Read their TOS: http://www.wolframalpha.com/termsofuse.html, specifically their Attribution and Licensing section.
If you incorporate results from Wolfram Alpha in any work without attribution meeting their standards you will have breached your TOS and they suggest you also will have committed copyright violations and academic plagiarism. If your work is not personal (unshared?) or academic, then they demand you negotiate a license.
Google seems happy to let you know sin(x) is wiggly and send you on your way.
(If you don't see the "play sound" link, refresh the page.)
Edit: Phew, -2 and dropping. I was worried there for a second.
And on top of that, it also gives you the result right there on the page: http://cl.ly/0a3L0K3T2a0E350d300n
Clickable and brings you to wolfram alpha:
zero-click search is an awesome feature of DuckDuckGo
No, I don't see a fast interactive graph when I clicked on that link.
Hopefully WA will do something similar in the near future.
Agreed regards zoom and such.
"Try to pan or zoom the function to a different region. The plotting algorithm detected one of the following:
- Too many asymptotes
- Too many transitions of the function from defined to undefined regions
- Too many points on the graph that might not represent the function value currently due to high volatility"
It looks like can actually detect when their graphing algo starts to break down.
One way is to set a threshold for whether or not to join the dots, if it's above the threshold perform a search between those points to see if they are between the dots or if they diverge, this search can be complicated or simple, google seems to use a fair bit of cpu power when zooming out on tan(x) so I'm guessing they're using a search here rather than some alternative 'clever' induction from the nature of the curve itself.
This would produce a list of X values for which the overall function is not defined. When your pixel plotting passes one or more of those X values, don't draw a line. If you pass several in a single pixel, give up.
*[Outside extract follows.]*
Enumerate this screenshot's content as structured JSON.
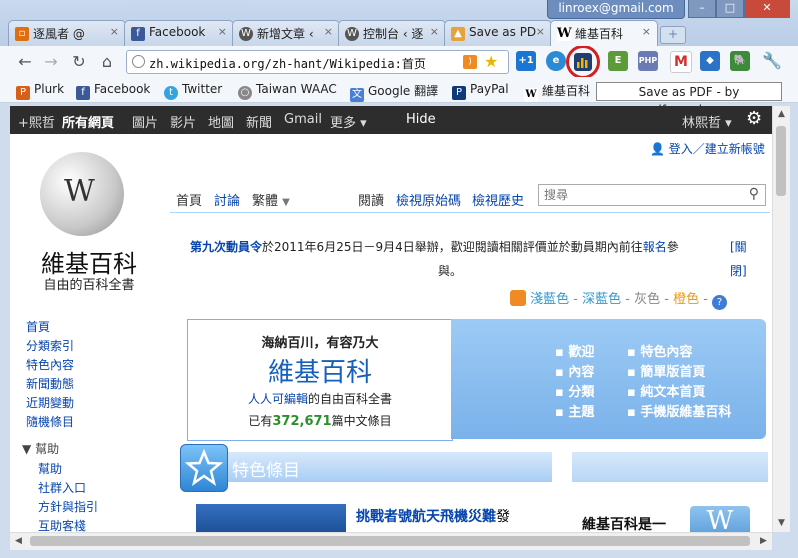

Related is also navigation in maps-software. Not many programs do this right even though it's so simple.
It also formats the equations nicely and lets you copy them as PDF. Makes a decent formula editor for Pages (with simple formulas).
Yup, that works.
Not to say it is uncommon to call Stephen Wolfram egotistic, I swear there was a thread about Wolfram remembering Turing and people counting how many times Wolfram mentioned himself but it may have been killed as I can't find it.
(Wolfram on Steve Jobs)